Shot with a documentary feel, the film is a loosely plotted slice of life focused on three pre-teen girls. Bobo (Mira Barkhammar) and Klara (Mira Grosin) are best friends who decide – on a whim, and to spite the older boys who tease them – to start a punk band. The fact that neither of them plays an instrument is only ever a secondary concern to them, but when they see Hedvig (Liv LeMoyne) playing classical guitar in a school talent show, they invite her to join their ranks. From there, a host of familiar events play out as the girls goof off in school, go to their first party, and fight over boys.
If the last sentence makes the film sound trite or formulaic, it’s only because this is such a keen rehashing of the pubescent comedies and dramas we’ve come to know. Unlike so many before him, Moodysson has no interest in pushing these girls towards some grand climactic event, like the crest of a wave that they can ride into the next phase of their adolescence. The third act hook – a Christmas concert at a community centre in a neighbouring town – gleefully subverts any notion of coming-of-age-ness as the girls are booed off stage, still looking like they’re having the time of their lives. The spirit of the film lives in the understanding that growing up doesn’t happen in one spotlighted scene, but rather a little at a time, and that sometimes having a blast with your friends is just as memorable as any self-important life lesson.
Substantial praise is due to the three leads, all making their acting debut. In excellent performances that are mature beyond their young years, the girls are charmingly awkward and unprecedentedly believable – often it feels like they aren’t even acting, a feat that is duly impressive for a child performer. The best of the three is Mira Grosin, who is the heart of the film just as Klara is to the band. Grosin is as earnest as Klara is fickle; she almost deadpans her lines with a hilarious and wide-eyed conviction, which is made even funnier by her constant willingness to drop her principles and change the rules whenever they no longer suit her. What all three convey best, though, is the struggle between individuality and embracing a lifestyle; they’re stuck in the youthful limbo of not yet having found themselves, but they’re not afraid to keep searching until they do.

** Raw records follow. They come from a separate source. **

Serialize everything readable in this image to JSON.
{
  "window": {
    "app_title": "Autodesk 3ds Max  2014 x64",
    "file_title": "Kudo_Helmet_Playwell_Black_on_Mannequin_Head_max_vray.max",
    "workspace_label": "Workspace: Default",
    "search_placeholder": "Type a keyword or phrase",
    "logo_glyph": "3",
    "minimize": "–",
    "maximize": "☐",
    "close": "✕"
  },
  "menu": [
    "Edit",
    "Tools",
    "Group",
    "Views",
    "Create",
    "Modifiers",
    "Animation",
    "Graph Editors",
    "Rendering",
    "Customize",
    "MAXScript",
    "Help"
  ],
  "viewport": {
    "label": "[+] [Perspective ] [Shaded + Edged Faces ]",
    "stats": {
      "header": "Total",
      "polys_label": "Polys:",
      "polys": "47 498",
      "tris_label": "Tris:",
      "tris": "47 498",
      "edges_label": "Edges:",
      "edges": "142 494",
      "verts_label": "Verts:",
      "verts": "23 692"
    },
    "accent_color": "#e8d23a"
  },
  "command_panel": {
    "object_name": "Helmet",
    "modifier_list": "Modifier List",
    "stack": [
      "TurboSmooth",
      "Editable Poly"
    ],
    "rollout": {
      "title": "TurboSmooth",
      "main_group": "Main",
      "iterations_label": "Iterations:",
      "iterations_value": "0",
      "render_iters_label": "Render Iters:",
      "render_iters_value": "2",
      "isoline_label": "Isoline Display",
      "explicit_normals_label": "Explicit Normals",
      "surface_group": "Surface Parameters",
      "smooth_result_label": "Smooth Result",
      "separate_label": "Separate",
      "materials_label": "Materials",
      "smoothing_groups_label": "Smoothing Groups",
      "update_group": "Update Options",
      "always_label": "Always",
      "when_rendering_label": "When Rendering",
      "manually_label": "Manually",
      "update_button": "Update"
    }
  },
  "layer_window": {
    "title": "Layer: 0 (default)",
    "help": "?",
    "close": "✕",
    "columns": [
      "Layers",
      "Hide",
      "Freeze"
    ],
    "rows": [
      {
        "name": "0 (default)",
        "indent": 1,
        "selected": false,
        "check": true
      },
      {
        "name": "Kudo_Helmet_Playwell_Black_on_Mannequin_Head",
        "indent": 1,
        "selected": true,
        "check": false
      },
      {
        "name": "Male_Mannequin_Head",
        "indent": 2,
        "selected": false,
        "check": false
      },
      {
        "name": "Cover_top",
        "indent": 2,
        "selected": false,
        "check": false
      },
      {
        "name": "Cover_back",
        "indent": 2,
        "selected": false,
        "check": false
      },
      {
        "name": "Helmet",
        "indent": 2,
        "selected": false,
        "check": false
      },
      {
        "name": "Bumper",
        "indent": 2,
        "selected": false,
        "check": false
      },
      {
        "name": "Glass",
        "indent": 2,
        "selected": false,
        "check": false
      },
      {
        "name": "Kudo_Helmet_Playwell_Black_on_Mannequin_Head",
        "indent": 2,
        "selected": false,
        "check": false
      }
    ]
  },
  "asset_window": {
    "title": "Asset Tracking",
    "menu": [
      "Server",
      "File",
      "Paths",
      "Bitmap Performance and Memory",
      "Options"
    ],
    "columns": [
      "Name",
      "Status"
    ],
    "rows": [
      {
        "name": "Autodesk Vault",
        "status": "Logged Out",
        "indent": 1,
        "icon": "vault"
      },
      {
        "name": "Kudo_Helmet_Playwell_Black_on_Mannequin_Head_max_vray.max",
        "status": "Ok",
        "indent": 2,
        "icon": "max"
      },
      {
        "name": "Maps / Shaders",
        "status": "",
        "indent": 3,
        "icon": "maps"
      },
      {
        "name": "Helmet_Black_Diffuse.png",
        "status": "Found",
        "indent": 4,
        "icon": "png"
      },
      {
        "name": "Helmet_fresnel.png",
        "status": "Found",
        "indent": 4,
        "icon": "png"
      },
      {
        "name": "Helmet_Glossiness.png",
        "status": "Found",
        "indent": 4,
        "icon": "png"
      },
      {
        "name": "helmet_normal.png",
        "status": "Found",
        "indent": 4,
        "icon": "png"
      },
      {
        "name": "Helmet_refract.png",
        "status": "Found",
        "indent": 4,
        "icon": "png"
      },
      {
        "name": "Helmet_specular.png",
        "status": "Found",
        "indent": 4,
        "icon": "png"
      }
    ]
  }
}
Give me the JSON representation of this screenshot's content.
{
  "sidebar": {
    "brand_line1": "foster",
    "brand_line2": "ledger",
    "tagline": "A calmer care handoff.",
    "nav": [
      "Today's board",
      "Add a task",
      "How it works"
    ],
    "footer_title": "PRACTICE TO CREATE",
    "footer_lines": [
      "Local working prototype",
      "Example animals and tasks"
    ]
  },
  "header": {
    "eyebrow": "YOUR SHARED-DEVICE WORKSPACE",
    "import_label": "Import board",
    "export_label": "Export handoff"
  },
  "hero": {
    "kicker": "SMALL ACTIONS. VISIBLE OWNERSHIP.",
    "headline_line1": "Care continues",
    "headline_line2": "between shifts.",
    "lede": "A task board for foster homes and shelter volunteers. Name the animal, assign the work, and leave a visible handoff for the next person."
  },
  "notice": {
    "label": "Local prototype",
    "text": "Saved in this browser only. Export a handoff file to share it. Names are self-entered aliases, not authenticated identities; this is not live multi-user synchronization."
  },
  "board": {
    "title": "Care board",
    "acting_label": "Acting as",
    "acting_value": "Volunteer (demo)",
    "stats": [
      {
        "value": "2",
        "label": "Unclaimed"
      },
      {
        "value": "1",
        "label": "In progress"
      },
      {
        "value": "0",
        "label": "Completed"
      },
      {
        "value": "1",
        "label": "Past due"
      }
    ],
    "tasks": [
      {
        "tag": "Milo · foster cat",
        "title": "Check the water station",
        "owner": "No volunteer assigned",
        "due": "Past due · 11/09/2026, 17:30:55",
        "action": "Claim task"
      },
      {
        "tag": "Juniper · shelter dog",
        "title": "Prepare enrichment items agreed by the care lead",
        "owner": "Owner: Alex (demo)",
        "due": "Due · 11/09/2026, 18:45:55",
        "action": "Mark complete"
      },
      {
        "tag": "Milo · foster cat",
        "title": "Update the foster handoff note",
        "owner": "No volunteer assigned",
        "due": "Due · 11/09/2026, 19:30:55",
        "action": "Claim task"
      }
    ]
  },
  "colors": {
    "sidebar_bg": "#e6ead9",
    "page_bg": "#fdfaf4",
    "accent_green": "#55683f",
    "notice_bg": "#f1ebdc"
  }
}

Based on a graphic novel by Coco Moodysson, wife of director Lukas, We Are The Best! is meant to be somewhat autobiographical. Herein lies the film’s greatest strength: she isn’t telling just her own story. This is a film for musicians; for outcasts; for children of the 80’s; for anyone who has ever been embarrassed by their parents or a bad haircut. In short, this is a film for everyone.